Sen. Bernie Sanders is strongly refuting a report Monday that he told Sen. Elizabeth Warren, a fellow 2020 presidential candidate and longtime friend, that a woman couldn’t win as the Democratic presidential nominee against President Donald Trump.
Sanders and Warren met at the Massachusetts senator’s condo in Washington, D.C., in December 2018 to discuss the 2020 race. It was during that meeting, which was first reported by The New York Times, that the two longtime populist allies reportedly agreed they would both likely run for president, but wouldn’t attack each other on the campaign trail, an agreement that has more-or-less held through the yearlong primary race.
But according to a CNN report Monday, the Vermont senator also said during the meeting that he did not believe a woman could win.
According to CNN, the description of the statement is based on the accounts of four unnamed sources — “two people Warren spoke with directly soon after the encounter, and two people familiar with the meeting” — and came amid Sanders’s “frustration” at what he felt was a growing focus among Democrats on identity politics, according to one of the sources.
Sanders, for his part, says his words are being misconstrued, accusing “staff who weren’t in the room” of “lying about what happened.”
“It is ludicrous to believe that at the same meeting where Elizabeth Warren told me she was going to run for president, I would tell her that a woman couldn’t win,” he told CNN in a statement.
“It’s sad that, three weeks before the Iowa caucus and a year after that private conversation, staff who weren’t in the room are lying about what happened,” Sanders continued. “What I did say that night was that Donald Trump is a sexist, a racist and a liar who would weaponize whatever he could. Do I believe a woman can win in 2020? Of course! After all, Hillary Clinton beat Donald Trump by 3 million votes in 2016.”
His press secretary, Briahna Joy Gray, also backed him up in a succinct tweet Monday afternoon.
That’s it. That’s the tweet.
— Briahna Joy Gray (@briebriejoy) January 13, 2020
Warren’s campaign declined to comment.
Her case as the leading woman in the presidential race did however get support from fellow Bay Stater and 2020 candidate Deval Patrick, who tweeted Monday afternoon that Democrats should vocally express the belief that “women and people of color can win.” The former Massachusetts governor’s tweet came a few hours after New Jersey Sen. Cory Booker ended his presidential campaign, making Patrick the lone African American still in the race.
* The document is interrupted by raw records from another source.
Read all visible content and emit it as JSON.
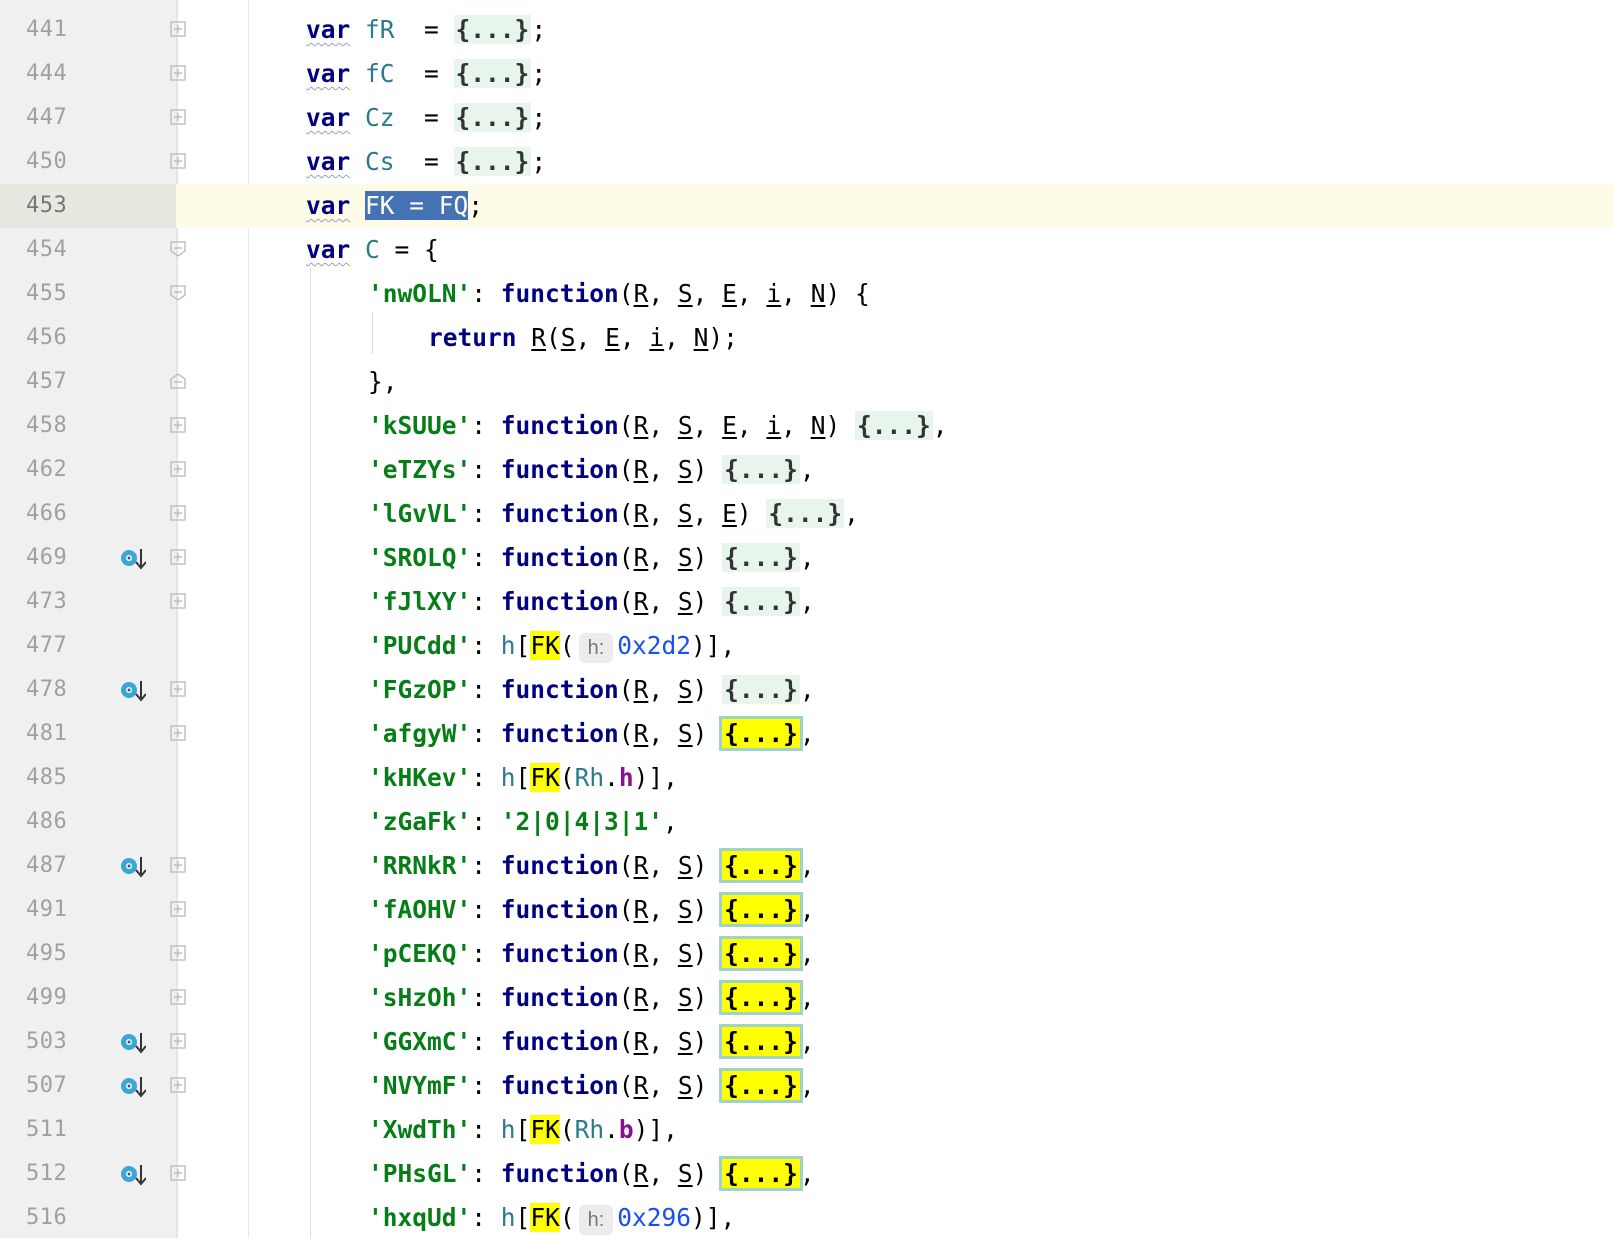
{
  "lines": [
    {
      "num": "441",
      "tokens": [
        [
          "kw",
          "var"
        ],
        [
          "var",
          " fR"
        ],
        [
          "",
          "  = "
        ],
        [
          "fold",
          "{...}"
        ],
        [
          "",
          ";"
        ]
      ]
    },
    {
      "num": "444",
      "tokens": [
        [
          "kw",
          "var"
        ],
        [
          "var",
          " fC"
        ],
        [
          "",
          "  = "
        ],
        [
          "fold",
          "{...}"
        ],
        [
          "",
          ";"
        ]
      ]
    },
    {
      "num": "447",
      "tokens": [
        [
          "kw",
          "var"
        ],
        [
          "var",
          " Cz"
        ],
        [
          "",
          "  = "
        ],
        [
          "fold",
          "{...}"
        ],
        [
          "",
          ";"
        ]
      ]
    },
    {
      "num": "450",
      "tokens": [
        [
          "kw",
          "var"
        ],
        [
          "var",
          " Cs"
        ],
        [
          "",
          "  = "
        ],
        [
          "fold",
          "{...}"
        ],
        [
          "",
          ";"
        ]
      ]
    },
    {
      "num": "453",
      "current": true,
      "tokens": [
        [
          "kw",
          "var"
        ],
        [
          "",
          " "
        ],
        [
          "sel",
          "FK = FQ"
        ],
        [
          "",
          ";"
        ]
      ]
    },
    {
      "num": "454",
      "tokens": [
        [
          "kw",
          "var"
        ],
        [
          "var",
          " C"
        ],
        [
          "",
          " = {"
        ]
      ]
    },
    {
      "num": "455",
      "indent": 1,
      "tokens": [
        [
          "str",
          "'nwOLN'"
        ],
        [
          "",
          ": "
        ],
        [
          "kw",
          "function"
        ],
        [
          "",
          "("
        ],
        [
          "param",
          "R"
        ],
        [
          "",
          ", "
        ],
        [
          "param",
          "S"
        ],
        [
          "",
          ", "
        ],
        [
          "param",
          "E"
        ],
        [
          "",
          ", "
        ],
        [
          "param",
          "i"
        ],
        [
          "",
          ", "
        ],
        [
          "param",
          "N"
        ],
        [
          "",
          ") {"
        ]
      ]
    },
    {
      "num": "456",
      "indent": 2,
      "tokens": [
        [
          "kw",
          "return "
        ],
        [
          "param",
          "R"
        ],
        [
          "",
          "("
        ],
        [
          "param",
          "S"
        ],
        [
          "",
          ", "
        ],
        [
          "param",
          "E"
        ],
        [
          "",
          ", "
        ],
        [
          "param",
          "i"
        ],
        [
          "",
          ", "
        ],
        [
          "param",
          "N"
        ],
        [
          "",
          ");"
        ]
      ]
    },
    {
      "num": "457",
      "indent": 1,
      "tokens": [
        [
          "",
          "},"
        ]
      ]
    },
    {
      "num": "458",
      "indent": 1,
      "tokens": [
        [
          "str",
          "'kSUUe'"
        ],
        [
          "",
          ": "
        ],
        [
          "kw",
          "function"
        ],
        [
          "",
          "("
        ],
        [
          "param",
          "R"
        ],
        [
          "",
          ", "
        ],
        [
          "param",
          "S"
        ],
        [
          "",
          ", "
        ],
        [
          "param",
          "E"
        ],
        [
          "",
          ", "
        ],
        [
          "param",
          "i"
        ],
        [
          "",
          ", "
        ],
        [
          "param",
          "N"
        ],
        [
          "",
          ") "
        ],
        [
          "fold",
          "{...}"
        ],
        [
          "",
          ","
        ]
      ]
    },
    {
      "num": "462",
      "indent": 1,
      "tokens": [
        [
          "str",
          "'eTZYs'"
        ],
        [
          "",
          ": "
        ],
        [
          "kw",
          "function"
        ],
        [
          "",
          "("
        ],
        [
          "param",
          "R"
        ],
        [
          "",
          ", "
        ],
        [
          "param",
          "S"
        ],
        [
          "",
          ") "
        ],
        [
          "fold",
          "{...}"
        ],
        [
          "",
          ","
        ]
      ]
    },
    {
      "num": "466",
      "indent": 1,
      "tokens": [
        [
          "str",
          "'lGvVL'"
        ],
        [
          "",
          ": "
        ],
        [
          "kw",
          "function"
        ],
        [
          "",
          "("
        ],
        [
          "param",
          "R"
        ],
        [
          "",
          ", "
        ],
        [
          "param",
          "S"
        ],
        [
          "",
          ", "
        ],
        [
          "param",
          "E"
        ],
        [
          "",
          ") "
        ],
        [
          "fold",
          "{...}"
        ],
        [
          "",
          ","
        ]
      ]
    },
    {
      "num": "469",
      "bookmark": true,
      "indent": 1,
      "tokens": [
        [
          "str",
          "'SROLQ'"
        ],
        [
          "",
          ": "
        ],
        [
          "kw",
          "function"
        ],
        [
          "",
          "("
        ],
        [
          "param",
          "R"
        ],
        [
          "",
          ", "
        ],
        [
          "param",
          "S"
        ],
        [
          "",
          ") "
        ],
        [
          "fold",
          "{...}"
        ],
        [
          "",
          ","
        ]
      ]
    },
    {
      "num": "473",
      "indent": 1,
      "tokens": [
        [
          "str",
          "'fJlXY'"
        ],
        [
          "",
          ": "
        ],
        [
          "kw",
          "function"
        ],
        [
          "",
          "("
        ],
        [
          "param",
          "R"
        ],
        [
          "",
          ", "
        ],
        [
          "param",
          "S"
        ],
        [
          "",
          ") "
        ],
        [
          "fold",
          "{...}"
        ],
        [
          "",
          ","
        ]
      ]
    },
    {
      "num": "477",
      "indent": 1,
      "tokens": [
        [
          "str",
          "'PUCdd'"
        ],
        [
          "",
          ": "
        ],
        [
          "var",
          "h"
        ],
        [
          "",
          "["
        ],
        [
          "hl",
          "FK"
        ],
        [
          "",
          "("
        ],
        [
          "hint",
          "h:"
        ],
        [
          "num",
          "0x2d2"
        ],
        [
          "",
          ")],"
        ]
      ]
    },
    {
      "num": "478",
      "bookmark": true,
      "indent": 1,
      "tokens": [
        [
          "str",
          "'FGzOP'"
        ],
        [
          "",
          ": "
        ],
        [
          "kw",
          "function"
        ],
        [
          "",
          "("
        ],
        [
          "param",
          "R"
        ],
        [
          "",
          ", "
        ],
        [
          "param",
          "S"
        ],
        [
          "",
          ") "
        ],
        [
          "fold",
          "{...}"
        ],
        [
          "",
          ","
        ]
      ]
    },
    {
      "num": "481",
      "indent": 1,
      "tokens": [
        [
          "str",
          "'afgyW'"
        ],
        [
          "",
          ": "
        ],
        [
          "kw",
          "function"
        ],
        [
          "",
          "("
        ],
        [
          "param",
          "R"
        ],
        [
          "",
          ", "
        ],
        [
          "param",
          "S"
        ],
        [
          "",
          ") "
        ],
        [
          "foldhl",
          "{...}"
        ],
        [
          "",
          ","
        ]
      ]
    },
    {
      "num": "485",
      "indent": 1,
      "tokens": [
        [
          "str",
          "'kHKev'"
        ],
        [
          "",
          ": "
        ],
        [
          "var",
          "h"
        ],
        [
          "",
          "["
        ],
        [
          "hl",
          "FK"
        ],
        [
          "",
          "("
        ],
        [
          "var",
          "Rh"
        ],
        [
          "",
          "."
        ],
        [
          "prop",
          "h"
        ],
        [
          "",
          ")],"
        ]
      ]
    },
    {
      "num": "486",
      "indent": 1,
      "tokens": [
        [
          "str",
          "'zGaFk'"
        ],
        [
          "",
          ": "
        ],
        [
          "str",
          "'2|0|4|3|1'"
        ],
        [
          "",
          ","
        ]
      ]
    },
    {
      "num": "487",
      "bookmark": true,
      "indent": 1,
      "tokens": [
        [
          "str",
          "'RRNkR'"
        ],
        [
          "",
          ": "
        ],
        [
          "kw",
          "function"
        ],
        [
          "",
          "("
        ],
        [
          "param",
          "R"
        ],
        [
          "",
          ", "
        ],
        [
          "param",
          "S"
        ],
        [
          "",
          ") "
        ],
        [
          "foldhl",
          "{...}"
        ],
        [
          "",
          ","
        ]
      ]
    },
    {
      "num": "491",
      "indent": 1,
      "tokens": [
        [
          "str",
          "'fAOHV'"
        ],
        [
          "",
          ": "
        ],
        [
          "kw",
          "function"
        ],
        [
          "",
          "("
        ],
        [
          "param",
          "R"
        ],
        [
          "",
          ", "
        ],
        [
          "param",
          "S"
        ],
        [
          "",
          ") "
        ],
        [
          "foldhl",
          "{...}"
        ],
        [
          "",
          ","
        ]
      ]
    },
    {
      "num": "495",
      "indent": 1,
      "tokens": [
        [
          "str",
          "'pCEKQ'"
        ],
        [
          "",
          ": "
        ],
        [
          "kw",
          "function"
        ],
        [
          "",
          "("
        ],
        [
          "param",
          "R"
        ],
        [
          "",
          ", "
        ],
        [
          "param",
          "S"
        ],
        [
          "",
          ") "
        ],
        [
          "foldhl",
          "{...}"
        ],
        [
          "",
          ","
        ]
      ]
    },
    {
      "num": "499",
      "indent": 1,
      "tokens": [
        [
          "str",
          "'sHzOh'"
        ],
        [
          "",
          ": "
        ],
        [
          "kw",
          "function"
        ],
        [
          "",
          "("
        ],
        [
          "param",
          "R"
        ],
        [
          "",
          ", "
        ],
        [
          "param",
          "S"
        ],
        [
          "",
          ") "
        ],
        [
          "foldhl",
          "{...}"
        ],
        [
          "",
          ","
        ]
      ]
    },
    {
      "num": "503",
      "bookmark": true,
      "indent": 1,
      "tokens": [
        [
          "str",
          "'GGXmC'"
        ],
        [
          "",
          ": "
        ],
        [
          "kw",
          "function"
        ],
        [
          "",
          "("
        ],
        [
          "param",
          "R"
        ],
        [
          "",
          ", "
        ],
        [
          "param",
          "S"
        ],
        [
          "",
          ") "
        ],
        [
          "foldhl",
          "{...}"
        ],
        [
          "",
          ","
        ]
      ]
    },
    {
      "num": "507",
      "bookmark": true,
      "indent": 1,
      "tokens": [
        [
          "str",
          "'NVYmF'"
        ],
        [
          "",
          ": "
        ],
        [
          "kw",
          "function"
        ],
        [
          "",
          "("
        ],
        [
          "param",
          "R"
        ],
        [
          "",
          ", "
        ],
        [
          "param",
          "S"
        ],
        [
          "",
          ") "
        ],
        [
          "foldhl",
          "{...}"
        ],
        [
          "",
          ","
        ]
      ]
    },
    {
      "num": "511",
      "indent": 1,
      "tokens": [
        [
          "str",
          "'XwdTh'"
        ],
        [
          "",
          ": "
        ],
        [
          "var",
          "h"
        ],
        [
          "",
          "["
        ],
        [
          "hl",
          "FK"
        ],
        [
          "",
          "("
        ],
        [
          "var",
          "Rh"
        ],
        [
          "",
          "."
        ],
        [
          "prop",
          "b"
        ],
        [
          "",
          ")],"
        ]
      ]
    },
    {
      "num": "512",
      "bookmark": true,
      "indent": 1,
      "tokens": [
        [
          "str",
          "'PHsGL'"
        ],
        [
          "",
          ": "
        ],
        [
          "kw",
          "function"
        ],
        [
          "",
          "("
        ],
        [
          "param",
          "R"
        ],
        [
          "",
          ", "
        ],
        [
          "param",
          "S"
        ],
        [
          "",
          ") "
        ],
        [
          "foldhl",
          "{...}"
        ],
        [
          "",
          ","
        ]
      ]
    },
    {
      "num": "516",
      "indent": 1,
      "tokens": [
        [
          "str",
          "'hxqUd'"
        ],
        [
          "",
          ": "
        ],
        [
          "var",
          "h"
        ],
        [
          "",
          "["
        ],
        [
          "hl",
          "FK"
        ],
        [
          "",
          "("
        ],
        [
          "hint",
          "h:"
        ],
        [
          "num",
          "0x296"
        ],
        [
          "",
          ")],"
        ]
      ]
    }
  ],
  "folds": {
    "441": "plus",
    "444": "plus",
    "447": "plus",
    "450": "plus",
    "454": "open",
    "455": "open",
    "457": "close",
    "458": "plus",
    "462": "plus",
    "466": "plus",
    "469": "plus",
    "473": "plus",
    "478": "plus",
    "481": "plus",
    "487": "plus",
    "491": "plus",
    "495": "plus",
    "499": "plus",
    "503": "plus",
    "507": "plus",
    "512": "plus"
  },
  "colors": {
    "keyword": "#000080",
    "string": "#067d17",
    "number": "#1750eb",
    "property": "#871094",
    "selection": "#4472b3",
    "highlight": "#ffff00",
    "bookmark": "#3aa7d6"
  }
}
Whether it’s behind closed doors or screaming it from the rooftops— every candidate in this race needs to say it out loud: women and people of color can win. To say otherwise expresses a lack of faith in the American people who deserve more from their leaders.
— Deval Patrick (@DevalPatrick) January 13, 2020
Several studies have suggested that sexism played a role in the outcome of 2016 election. And whether or not Sanders believes it could prevent the Democratic nominee from winning in 2020, he has emphasized that Democrats should focus on working class issues over the identity of their candidate.
“This is where there is going to be division within the Democratic Party,” Sanders said during a visit to Boston shortly after the 2016 election. “It is not good enough for someone to say, ‘I’m a woman! Vote for me!’ No, that’s not good enough. What we need is a woman who has the guts to stand up to Wall Street, to the insurance companies, to the drug companies, to the fossil fuel industry.”
CNN’s new report comes amid polls showing Sanders and Warren among the four top-tier Democratic candidates — along with former vice president Joe Biden and South Bend, Indiana Mayor Pete Buttigieg — headed into the Iowa caucuses on Feb. 3.
It also comes as cracks have begun to form in the so-called nonaggression pact between the two leading progressives. Over the weekend, Warren told reporters that she was “disappointed” that Sanders had sent volunteers “out to trash me,” after his campaign distributed a “call script” instructing canvassers to highlight the fact that her supporters are, on average, more affluent.
In response, Sanders told the Times he was not the one responsible for the script and asserted that Warren remains a friend and ally.
“I got to tell you, I think this is a little bit of a media blowup that kind of wants conflict,” he said.